“As such, he is the sole repository of all Executive powers conferred by the Constitution. Thus, the full measure of law enforcement authority is placed in the President’s hands, and no limit is placed on the kinds of cases subject to his control and supervision. While the President has subordinates–the Attorney General and DOJ lawyers–who exercise prosecutorial discretion on his behalf, they are merely “his hand”—the discretion they exercise is the President’s discretion, and their decisions are legitimate precisely because they remain under his supervision….
“The illimitable nature of the President’s law enforcement discretion stems not just from the Constitution’s plenary grant of those powers to the President, but also from the “unitary” character of the Executive branch itself. Because the President alone constitutes the Executive branch,the President cannot “recuse” himself.“
“By and large, fear of political retribution has ensured that, when confronted with serious allegations of misconduct within an Administration, Presidents have felt it necessary to take practical steps to assure the people that matters will be pursued with integrity. But the measures that Presidents have adopted are voluntary, dictated by political prudence, and adapted to the situation; they are not legally compelled.”
But what happens when the President has no fear of political retribution, because the Republicans who control the Senate (except for Mitt Romney) have just resoundingly told him he doesn’t have to?
And does that mean the President is completely within his rights to use “his” Justice Department to investigate and punish only political foes, while letting his cronies slide on all kinds of dastardly things? We can’t speak for Barr’s state of mind, only his actions. And he’s saying a lot with those. In addition, if you follow his reasoning to the letter: Seems to. The only thing that might prevent the President acting that way–according to Barr–is the possibility that type of behavior could get him impeached (so forget about that for now), or voted out of office.
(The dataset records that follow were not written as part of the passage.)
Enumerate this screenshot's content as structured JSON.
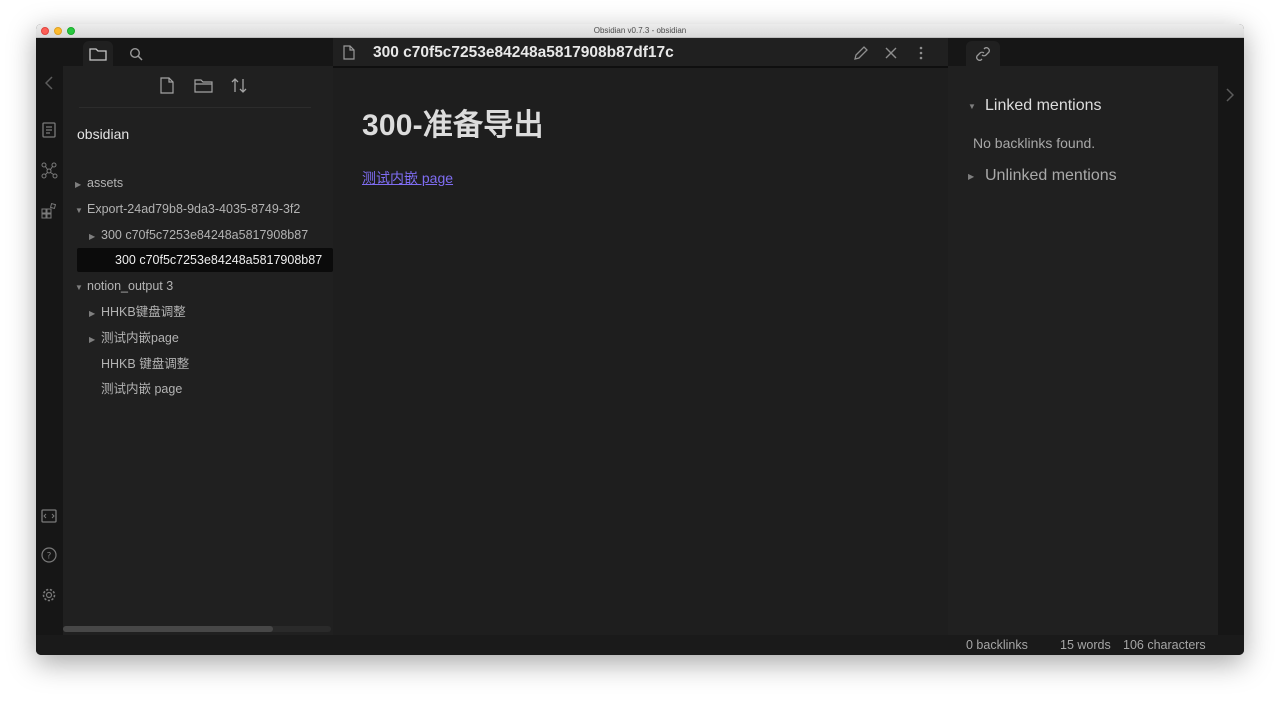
{
  "window": {
    "title": "Obsidian v0.7.3 - obsidian"
  },
  "ribbon": {
    "icons": [
      "open-note-icon",
      "graph-view-icon",
      "plugins-icon",
      "command-palette-icon",
      "help-icon",
      "settings-icon"
    ]
  },
  "left_sidebar": {
    "tabs": [
      "file-explorer-icon",
      "search-icon"
    ],
    "actions": [
      "new-note-icon",
      "new-folder-icon",
      "sort-icon"
    ],
    "vault_name": "obsidian",
    "tree": [
      {
        "label": "assets",
        "type": "folder",
        "expanded": false,
        "level": 0
      },
      {
        "label": "Export-24ad79b8-9da3-4035-8749-3f2",
        "type": "folder",
        "expanded": true,
        "level": 0
      },
      {
        "label": "300 c70f5c7253e84248a5817908b87",
        "type": "folder",
        "expanded": false,
        "level": 1
      },
      {
        "label": "300 c70f5c7253e84248a5817908b87",
        "type": "file",
        "active": true,
        "level": 1
      },
      {
        "label": "notion_output 3",
        "type": "folder",
        "expanded": true,
        "level": 0
      },
      {
        "label": "HHKB键盘调整",
        "type": "folder",
        "expanded": false,
        "level": 1
      },
      {
        "label": "测试内嵌page",
        "type": "folder",
        "expanded": false,
        "level": 1
      },
      {
        "label": "HHKB 键盘调整",
        "type": "file",
        "level": 1
      },
      {
        "label": "测试内嵌 page",
        "type": "file",
        "level": 1
      }
    ]
  },
  "editor": {
    "title": "300 c70f5c7253e84248a5817908b87df17c",
    "heading": "300-准备导出",
    "link": "测试内嵌 page",
    "actions": [
      "edit-icon",
      "close-icon",
      "more-icon"
    ]
  },
  "right_sidebar": {
    "tab": "link-icon",
    "linked_title": "Linked mentions",
    "no_backlinks": "No backlinks found.",
    "unlinked_title": "Unlinked mentions"
  },
  "status_bar": {
    "backlinks": "0 backlinks",
    "words": "15 words",
    "characters": "106 characters"
  },
  "colors": {
    "accent_link": "#7f6df2",
    "background": "#1e1e1e",
    "sidebar": "#202020"
  }
}
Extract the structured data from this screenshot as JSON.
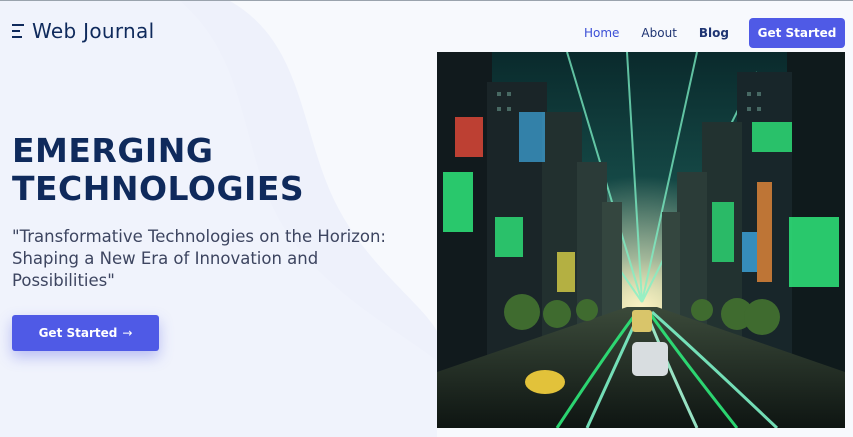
{
  "header": {
    "logo_text": "Web Journal",
    "nav": {
      "home": "Home",
      "about": "About",
      "blog": "Blog",
      "cta": "Get Started"
    }
  },
  "hero": {
    "title_line1": "EMERGING",
    "title_line2": "TECHNOLOGIES",
    "subtitle": "\"Transformative Technologies on the Horizon: Shaping a New Era of Innovation and Possibilities\"",
    "button_label": "Get Started",
    "button_icon": "arrow-right-icon",
    "image_alt": "futuristic city street with neon lights"
  },
  "colors": {
    "primary": "#4f5ae6",
    "heading": "#0f2a5c",
    "nav_active": "#3b4fd6",
    "neon_green": "#2ee87a"
  }
}
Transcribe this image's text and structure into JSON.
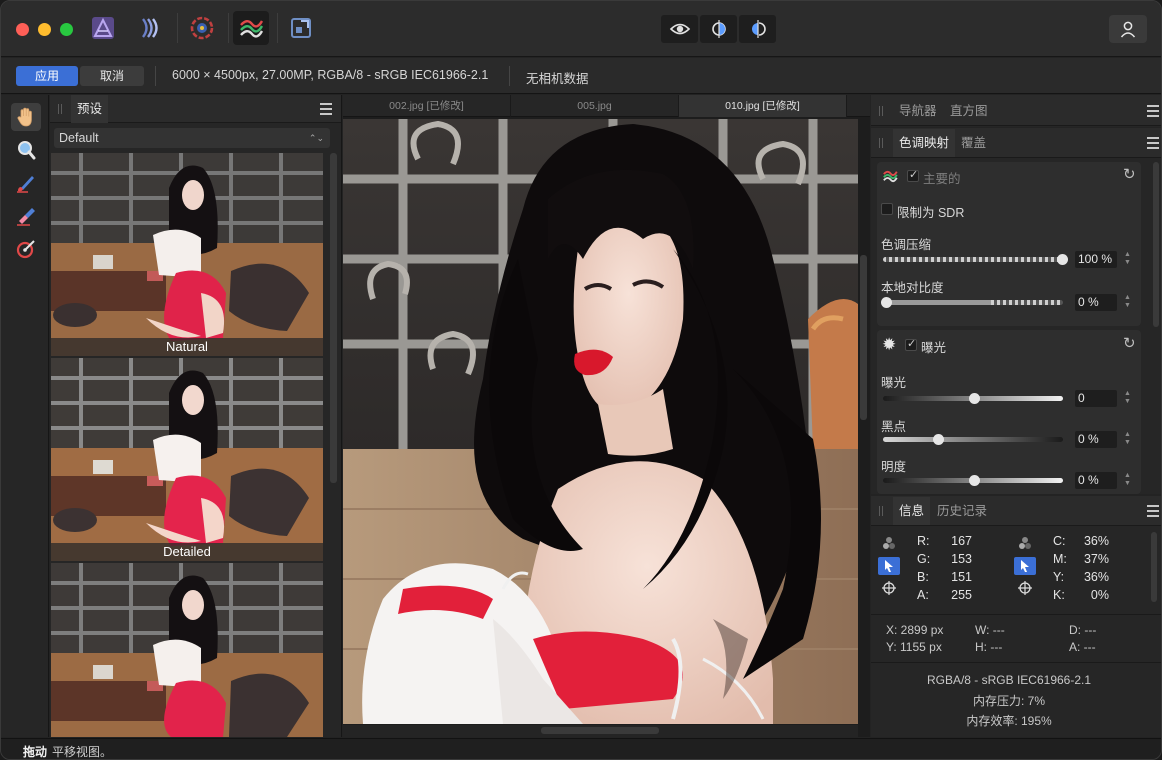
{
  "titlebar": {
    "personas": [
      "photo-persona",
      "liquify-persona",
      "develop-persona",
      "tone-mapping-persona",
      "export-persona"
    ],
    "active_persona": "tone-mapping-persona",
    "view_modes": [
      "single-view",
      "split-view",
      "mirror-view"
    ]
  },
  "context": {
    "apply": "应用",
    "cancel": "取消",
    "image_info": "6000 × 4500px, 27.00MP, RGBA/8 - sRGB IEC61966-2.1",
    "exif": "无相机数据"
  },
  "presets_panel": {
    "tab": "预设",
    "category": "Default",
    "items": [
      {
        "label": "Natural"
      },
      {
        "label": "Detailed"
      },
      {
        "label": ""
      }
    ]
  },
  "documents": {
    "tabs": [
      {
        "label": "002.jpg [已修改]",
        "active": false
      },
      {
        "label": "005.jpg",
        "active": false
      },
      {
        "label": "010.jpg [已修改]",
        "active": true
      }
    ]
  },
  "navigator_panel": {
    "tabs": [
      "导航器",
      "直方图"
    ]
  },
  "adjust_panel": {
    "tabs": [
      "色调映射",
      "覆盖"
    ],
    "tone_map": {
      "title": "主要的",
      "enabled": true,
      "limit_sdr_label": "限制为 SDR",
      "limit_sdr": false,
      "compression_label": "色调压缩",
      "compression_value": "100 %",
      "compression_fraction": 1.0,
      "local_contrast_label": "本地对比度",
      "local_contrast_value": "0 %",
      "local_contrast_fraction": 0.0
    },
    "exposure": {
      "title": "曝光",
      "enabled": true,
      "exposure_label": "曝光",
      "exposure_value": "0",
      "exposure_fraction": 0.5,
      "blackpoint_label": "黑点",
      "blackpoint_value": "0 %",
      "blackpoint_fraction": 0.3,
      "brightness_label": "明度",
      "brightness_value": "0 %",
      "brightness_fraction": 0.5
    }
  },
  "info_panel": {
    "tabs": [
      "信息",
      "历史记录"
    ],
    "rgba": [
      {
        "ch": "R:",
        "v": "167"
      },
      {
        "ch": "G:",
        "v": "153"
      },
      {
        "ch": "B:",
        "v": "151"
      },
      {
        "ch": "A:",
        "v": "255"
      }
    ],
    "cmyk": [
      {
        "ch": "C:",
        "v": "36%"
      },
      {
        "ch": "M:",
        "v": "37%"
      },
      {
        "ch": "Y:",
        "v": "36%"
      },
      {
        "ch": "K:",
        "v": "0%"
      }
    ],
    "x": "X: 2899 px",
    "y": "Y: 1155 px",
    "w": "W: ---",
    "h": "H: ---",
    "d": "D: ---",
    "a": "A: ---",
    "colorspace": "RGBA/8 - sRGB IEC61966-2.1",
    "mem_pressure": "内存压力: 7%",
    "mem_efficiency": "内存效率: 195%"
  },
  "status": {
    "bold": "拖动",
    "text": "平移视图。"
  },
  "colors": {
    "accent": "#3b6fd6",
    "apply": "#3b6fd6",
    "red": "#fe5f57",
    "yellow": "#febc2e",
    "green": "#28c840"
  }
}
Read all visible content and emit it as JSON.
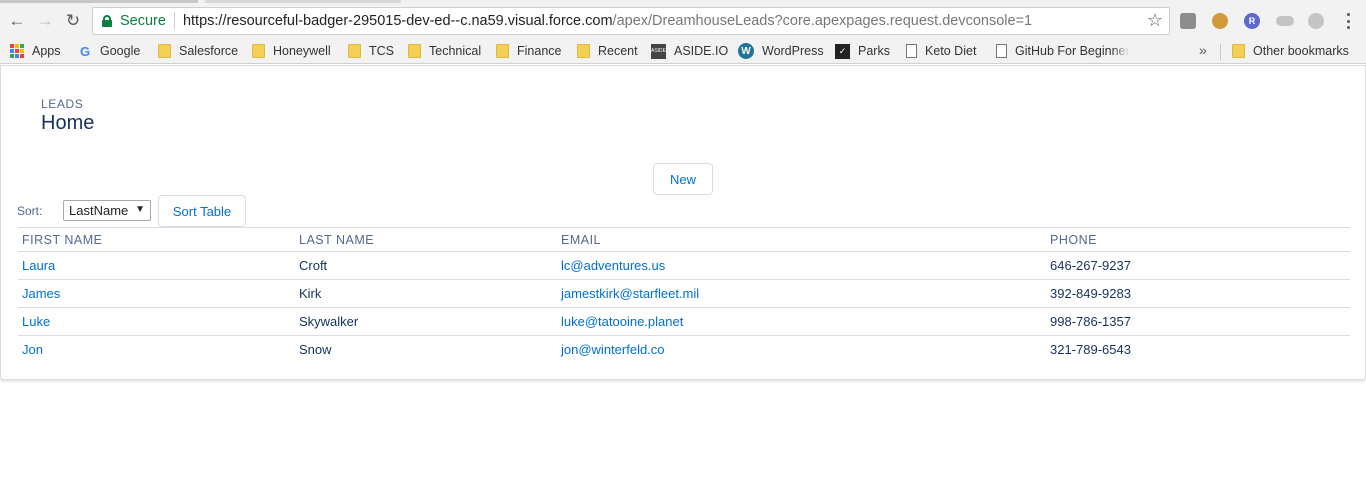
{
  "browser": {
    "secure_label": "Secure",
    "url_main": "https://resourceful-badger-295015-dev-ed--c.na59.visual.force.com",
    "url_path": "/apex/DreamhouseLeads?core.apexpages.request.devconsole=1",
    "extensions": [
      "generic-extension-icon",
      "cookie-icon",
      "r-extension-icon",
      "cloud-icon",
      "toggle-extension-icon"
    ],
    "ext3_letter": "R",
    "aside_icon_text": "ASIDE",
    "wordpress_icon_text": "W",
    "parks_icon_text": "✓"
  },
  "bookmarks": {
    "apps": "Apps",
    "google": "Google",
    "items": [
      "Salesforce",
      "Honeywell",
      "TCS",
      "Technical",
      "Finance",
      "Recent",
      "ASIDE.IO",
      "WordPress",
      "Parks",
      "Keto Diet",
      "GitHub For Beginner"
    ],
    "more": "»",
    "other": "Other bookmarks"
  },
  "page": {
    "kicker": "LEADS",
    "title": "Home",
    "new_button": "New",
    "sort_label": "Sort:",
    "sort_value": "LastName",
    "sort_button": "Sort Table"
  },
  "table": {
    "headers": [
      "FIRST NAME",
      "LAST NAME",
      "EMAIL",
      "PHONE"
    ],
    "rows": [
      {
        "first": "Laura",
        "last": "Croft",
        "email": "lc@adventures.us",
        "phone": "646-267-9237"
      },
      {
        "first": "James",
        "last": "Kirk",
        "email": "jamestkirk@starfleet.mil",
        "phone": "392-849-9283"
      },
      {
        "first": "Luke",
        "last": "Skywalker",
        "email": "luke@tatooine.planet",
        "phone": "998-786-1357"
      },
      {
        "first": "Jon",
        "last": "Snow",
        "email": "jon@winterfeld.co",
        "phone": "321-789-6543"
      }
    ]
  },
  "colors": {
    "link": "#0070d2",
    "heading": "#16325c",
    "muted": "#54698d",
    "secure": "#0b8043"
  }
}
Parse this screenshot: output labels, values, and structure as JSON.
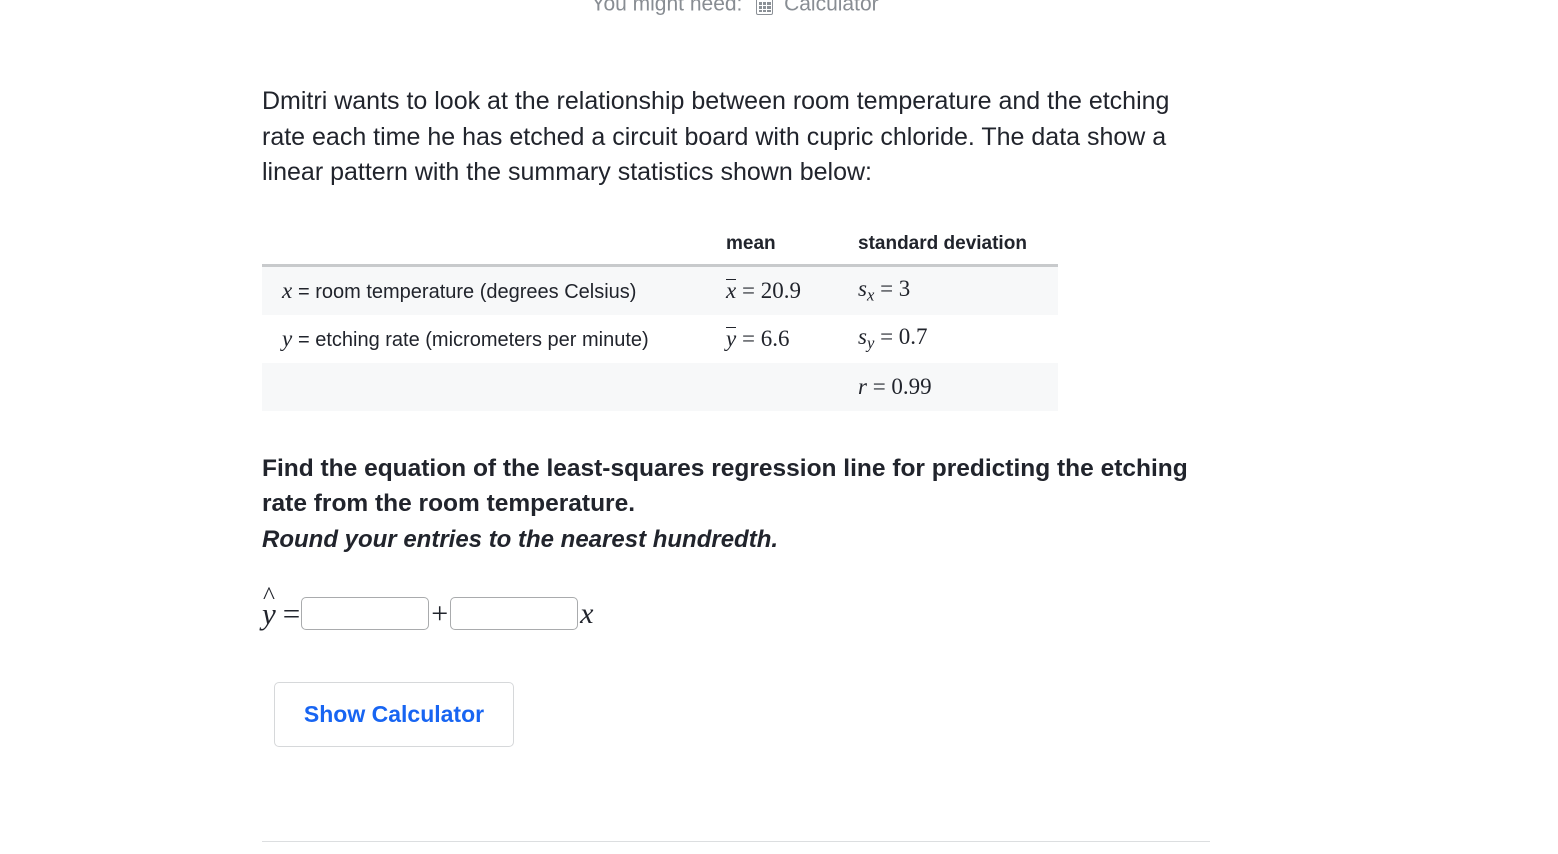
{
  "header": {
    "need_label": "You might need:",
    "calculator_word": "Calculator",
    "calculator_icon": "calculator-icon"
  },
  "prompt": {
    "text": "Dmitri wants to look at the relationship between room temperature and the etching rate each time he has etched a circuit board with cupric chloride. The data show a linear pattern with the summary statistics shown below:"
  },
  "table": {
    "headers": {
      "label": "",
      "mean": "mean",
      "sd": "standard deviation"
    },
    "rows": [
      {
        "var": "x",
        "var_desc": "= room temperature (degrees Celsius)",
        "mean_var": "x",
        "mean_value": "= 20.9",
        "sd_var": "s",
        "sd_sub": "x",
        "sd_value": "= 3"
      },
      {
        "var": "y",
        "var_desc": "= etching rate (micrometers per minute)",
        "mean_var": "y",
        "mean_value": "= 6.6",
        "sd_var": "s",
        "sd_sub": "y",
        "sd_value": "= 0.7"
      }
    ],
    "correlation": {
      "var": "r",
      "value": "= 0.99"
    }
  },
  "instruction": {
    "main": "Find the equation of the least-squares regression line for predicting the etching rate from the room temperature.",
    "note": "Round your entries to the nearest hundredth."
  },
  "answer": {
    "y_hat": "y",
    "equals": "=",
    "intercept_value": "",
    "intercept_placeholder": "",
    "plus": "+",
    "slope_value": "",
    "slope_placeholder": "",
    "x_variable": "x"
  },
  "buttons": {
    "show_calculator": "Show Calculator"
  },
  "colors": {
    "accent_blue": "#1865f2",
    "text": "#21242c",
    "muted": "#888d93",
    "row_shade": "#f7f8f9",
    "border": "#c8cacc"
  }
}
Which leads us to one final theory of our own, that we’d like to float by all of you, even though no one we ran it by today–including several lawyers–agrees with us on, because they say we’d be giving the Attorney General way too much credit. But what if Barr realizes it would look really bad if Trump ends up pardoning Stone (because he’s guilty as sin,) and so is working overtime to finesse a sentence that would be “reasonable” enough that the President might let it go…?
On top of everything else that’s happening, Trump appears to have suddenly nixed a top job at the Treasury Department for the former U.S. Attorney for Washington, D.C. This according to Axios. During her 2 years in that position, Jessie Liu oversaw the Manafort and Stone cases, among others. Her former U.S. Attorney position is now being filled by Timothy Shea, currently a direct report to AG Barr at the Justice Department.
Sorry folks, who were expecting something about the New Hampshire primary from us today. This is bigger than the New Hampshire primary. We’ll have plenty of time to talk about the campaign between now and Super Tuesday.